NOTE: This post was updated at 6:25 p.m. Feb. 6, 2013 to reflect that the Public Disclosure Commission provided the Spokane Firefighters Union with incorrect information about when it needed to file campaign spending reports.
Thanks to Proposition 2, Spokane’s special election on Feb. 12 is heating up.
Each side is accusing the other of stealing signs. One side is accusing the other of campaign reporting violations. The other is crying pettiness.
Accusations of sign stealing are hard to pin down and are so common that we don’t typically investigate them. Though there are notable exceptions.
We at Spin Control will make an attempt, however, to sort through the potential of campaign finance violations.
Spokane Citizens for Responsible Government, which supports Proposition 2, made several campaign finance allegations against supporters of the proposition in a news release earlier this week.
Spokane City Council President Ben Stuckart, who opposes Proposition 2, called their complaints “much ado about nothing.”
But there do appear to be violations.
Michael Cathcart, who is on the committee for Spokane Citizens for Responsible Government, filed a complaint today against Citizens for Democracy and the Spokane Firefighters Union with the Public Disclosure Commission.
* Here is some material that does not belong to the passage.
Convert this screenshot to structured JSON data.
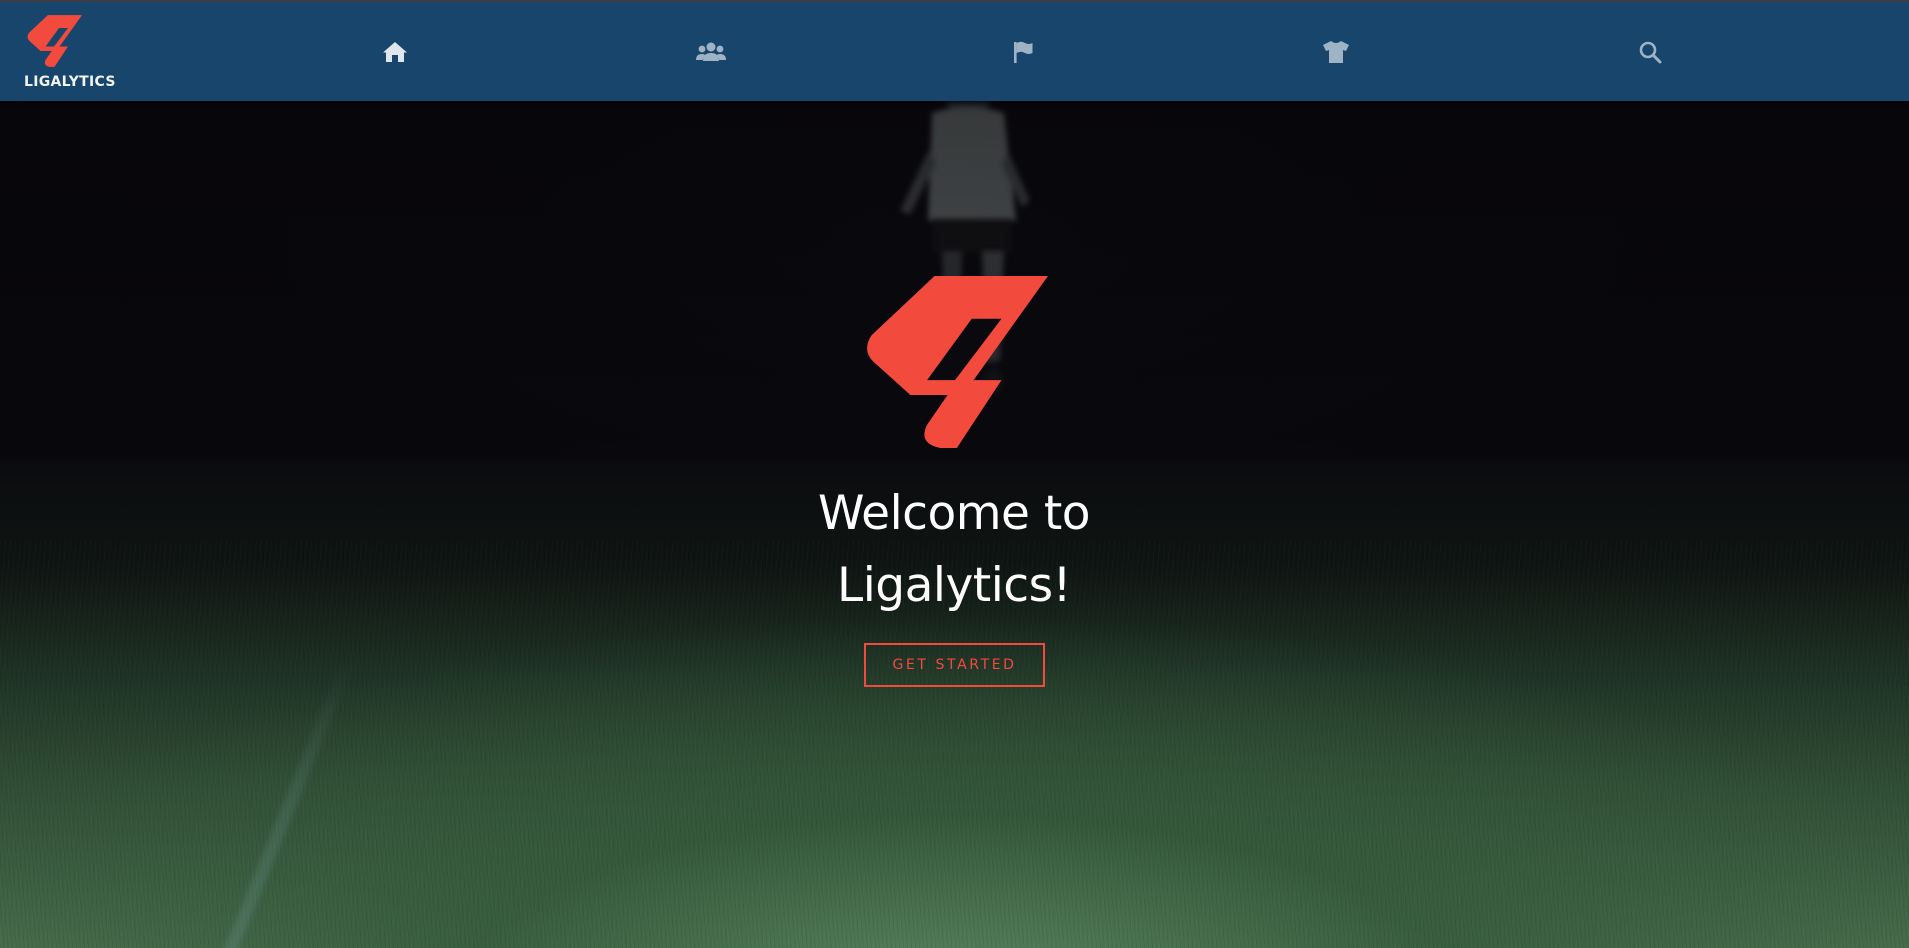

He is alleging that they missed reporting deadlines.
Cathcart said he filed the complaint out of frustration.
“It appeared to me that these groups were trying to make sure contributions and expenditures were not open to the public,” Cathcart said.
His complaint appears to be correct that at least some spending hasn’t been reported properly, but he may be incorrect about who’s at fault.
Most groups active in campaigns are required to report spending and contributions three weeks and one week prior to the election.
The first spending opposed to Proposition 2 was from Local 270, of the American Federation of State, County and Municipal Employees. The group, which represents about 1,000 Spokane city workers, spent $500 on the signs, said Local 270 President Joe Cavanaugh. These are the “Keep Democracy” signs that have been up for at least a couple weeks.
That spending already should have been reported to the Public Disclosure Commission, but hasn’t. Cavanaugh said the state group that the union belongs to is in charge of reporting the spending. He said if there was a violation it would be fixed quickly.
Pat Thompson, of the Washington State Council of County and City Employees, said that the spending will be included in the political action committee’s regular monthly spending report.
“Certainly there wasn’t any effort not to disclose this,” Thompson said. “We were following advice we were given by the Public Disclosure Commission.”
Lori Anderson, spokeswoman for the Public Disclosure Commission, said any spending by a political action committee on an election has different deadlines.
“Technically, they should follow the election reporting schedule,” she said.
The Spokane Firefighters Union later ordered another batch of the same signs for $350. However, those were ordered after the three-week reporting deadline and therefore didn't have to be reported until Tuesday (the one-week deadline). Anderson said today that the union still had not filed a report, but that the PDC likely was at fault becuase it provided the group incorrect information about when the spending had to be reported.
Citizens for Democracy, which was formed specifically to oppose the measure, appears not to have violated reporting rules even though it hasn’t reported any spending. That’s because it promised not to accept donations of more than $500 or raise more than $5,000. The group purchased signs with a raised fist labeled “Say No to Tyranny of Minority.”
The campaign later asked to change its reporting status so it could raise more, but the PDC didn’t immediately accept that request. Kris Byrum, campaign manager of the group, said Citizens for Democracy is now content to stick with the small campaign.
That means that Citizens for Democracy will not have to report spending or contributions to the PDC, though it is required to allow inspection of its books during the eight days before the election.